If a decision is reached in a meeting but it feels unresolved, give people the opportunity to contribute in other ways after the session, by email or one-to-one for example. If making changes to ways of working, agree to revisit the decision after some time to check how it’s going.

Move things on, responsibly

We have to make time for diverging opinions and messy, circular discussions if we want to do good work and have great teams. There are also times where you do need to move things on. As facilitators, we should be responsible about this, and recognise the power we have to influence outcomes.

To keep things moving it can help to lower the stakes. For example, agree on a hypothesis to test instead of trying to make a final decision. It’s a way of moving forward while acknowledging we have more to learn, as it’s easier to agree to test an approach than to agree that an approach is definitely the right one to take. The challenge is to make sure that you and the group are committed to testing that idea with integrity.

There’s always more to learn

When I wrote the first version of this post, I was grappling with how to hold onto inclusive ways of working I’d learned from product teams in the new environment of a programme leadership team at Government Digital Service. Many of these approaches are the default for multi-disciplinary teams where everyone has a role to play, but they can suddenly drop away when you become ‘management’.

Since then (in the long tradition of sitting on draft blog posts), I’ve moved to Snook, my first role out of the public sector in agency-land. Now, the direct relationship between time and money is giving me the new challenge of defending the value of spending time on this stuff — both to others and to myself. Intuitively I know it’s right, but now working with tight budgets it feels like there’s a direct trade off between talking things through and getting on with deliverables. Reading these characteristics of white supremacy culture bolstered my resolve — sense of urgency and fear of open conflict are both in there.

There’s still lots for me to learn in this space, and I’m loving having the chance to work in an organisation and with clients who are thinking about this in many different ways.
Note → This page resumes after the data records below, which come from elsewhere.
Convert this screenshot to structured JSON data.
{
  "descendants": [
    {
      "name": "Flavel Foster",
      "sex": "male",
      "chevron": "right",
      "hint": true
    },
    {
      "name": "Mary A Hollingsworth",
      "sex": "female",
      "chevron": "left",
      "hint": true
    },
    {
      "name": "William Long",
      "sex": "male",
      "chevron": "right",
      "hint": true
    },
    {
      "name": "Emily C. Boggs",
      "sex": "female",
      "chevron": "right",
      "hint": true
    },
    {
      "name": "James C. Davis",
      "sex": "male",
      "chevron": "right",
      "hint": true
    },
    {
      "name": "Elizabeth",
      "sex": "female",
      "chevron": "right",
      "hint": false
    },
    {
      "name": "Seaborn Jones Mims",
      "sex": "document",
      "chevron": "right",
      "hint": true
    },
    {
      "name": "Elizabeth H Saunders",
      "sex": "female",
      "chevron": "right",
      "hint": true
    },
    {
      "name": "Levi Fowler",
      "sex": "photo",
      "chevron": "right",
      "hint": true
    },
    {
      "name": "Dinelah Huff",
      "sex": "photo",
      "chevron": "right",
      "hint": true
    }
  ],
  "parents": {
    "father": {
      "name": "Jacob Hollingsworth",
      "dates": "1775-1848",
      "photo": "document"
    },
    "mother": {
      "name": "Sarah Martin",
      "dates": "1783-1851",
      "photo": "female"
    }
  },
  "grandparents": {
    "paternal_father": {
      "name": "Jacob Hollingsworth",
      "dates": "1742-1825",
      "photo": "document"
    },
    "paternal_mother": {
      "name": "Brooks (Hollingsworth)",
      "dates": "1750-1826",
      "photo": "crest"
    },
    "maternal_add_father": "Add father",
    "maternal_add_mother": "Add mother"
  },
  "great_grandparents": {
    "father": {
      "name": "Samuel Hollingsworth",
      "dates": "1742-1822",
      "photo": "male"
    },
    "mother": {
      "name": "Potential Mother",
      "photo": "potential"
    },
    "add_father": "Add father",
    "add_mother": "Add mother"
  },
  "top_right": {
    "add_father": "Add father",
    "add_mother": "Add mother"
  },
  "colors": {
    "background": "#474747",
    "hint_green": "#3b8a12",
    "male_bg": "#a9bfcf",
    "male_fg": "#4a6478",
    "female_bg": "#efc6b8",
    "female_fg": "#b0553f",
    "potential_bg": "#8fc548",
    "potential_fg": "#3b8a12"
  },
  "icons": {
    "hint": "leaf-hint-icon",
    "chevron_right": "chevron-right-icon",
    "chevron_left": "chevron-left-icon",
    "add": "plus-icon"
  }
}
For anyone whose job involves helping groups work together, our ability to create space for diverse perspectives is a core skill, and we should practise it wherever we are working.

Other things to read

Are your meetings inclusive?

Provide a clear agenda or purpose in advance

Give people time to think

Make sure everyone has a chance to speak

Don’t put people on the spot

Don’t talk over people

Let people contribute before and afterwards

Does this need to be done in person?

Does everyone have to be here?

I would love to add more resources here from other perspectives — please share in the comments if you have more to add to the list.



Meg Douglas Howie

For people and the planet, equity-minded design at Te Whatu Ora. She / her / ia